A new study has revealed that exercise significantly enhances the quality of life among geriatrics.
The study compared the efficiency of three programmes designed for reducing falls and improving quality-of-life among the elderly; education, home safety assessment and modification (HSAM) and exercise training.
The study also examined the secondary effects of these programs on functional balance, daily activity, fear of falling and depression level, finding that exercise training yields the most significant improvements.
Participation in the study was open to people aged 65 years and older who required medical attention for a fall within a month. Participants were assigned to one of the three fall prevention program groups, and the quality of life was then assessed according to the World Health Organization's Quality of Life guidelines, focusing on four domains; physical capacity, psychological well-being, social relationships and environment.
Although all programs appeared to lead to some improvement in quality of life, improvements were significantly greater in the exercise-training group. Exercise training participation also led to improvements in functional reach, balance and fear of falling.
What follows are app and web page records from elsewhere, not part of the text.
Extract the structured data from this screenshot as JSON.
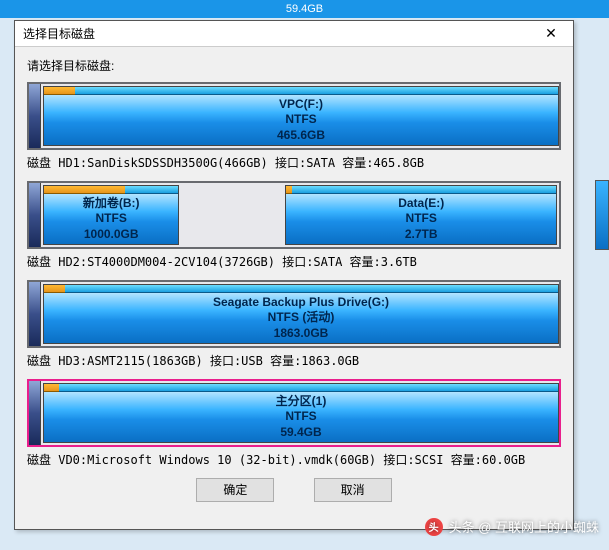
{
  "banner": "59.4GB",
  "dialog": {
    "title": "选择目标磁盘",
    "instruction": "请选择目标磁盘:",
    "ok": "确定",
    "cancel": "取消"
  },
  "disks": [
    {
      "caption": "磁盘 HD1:SanDiskSDSSDH3500G(466GB) 接口:SATA 容量:465.8GB",
      "selected": false,
      "partitions": [
        {
          "label": "VPC(F:)",
          "fs": "NTFS",
          "size": "465.6GB",
          "widthPct": 100,
          "usedPct": 6
        }
      ]
    },
    {
      "caption": "磁盘 HD2:ST4000DM004-2CV104(3726GB) 接口:SATA 容量:3.6TB",
      "selected": false,
      "partitions": [
        {
          "label": "新加卷(B:)",
          "fs": "NTFS",
          "size": "1000.0GB",
          "widthPct": 27,
          "usedPct": 60
        },
        {
          "label": "Data(E:)",
          "fs": "NTFS",
          "size": "2.7TB",
          "widthPct": 73,
          "usedPct": 2,
          "offsetPct": 20
        }
      ]
    },
    {
      "caption": "磁盘 HD3:ASMT2115(1863GB) 接口:USB 容量:1863.0GB",
      "selected": false,
      "partitions": [
        {
          "label": "Seagate Backup Plus Drive(G:)",
          "fs": "NTFS (活动)",
          "size": "1863.0GB",
          "widthPct": 100,
          "usedPct": 4
        }
      ]
    },
    {
      "caption": "磁盘 VD0:Microsoft Windows 10 (32-bit).vmdk(60GB) 接口:SCSI 容量:60.0GB",
      "selected": true,
      "partitions": [
        {
          "label": "主分区(1)",
          "fs": "NTFS",
          "size": "59.4GB",
          "widthPct": 100,
          "usedPct": 3
        }
      ]
    }
  ],
  "watermark": "头条 @ 互联网上的小蜘蛛"
}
"The quality of life benefits reflect not just health states, but also how patients perceive and value the health- and non-health-related aspects of their conditions before and after receiving an intervention," said Dr. Mau-Roung Lin, co-author of the study. These measures may therefore be beneficial for selecting interventions that are of optimal value to older people.
The study is published in the Journal of the American Geriatrics Society.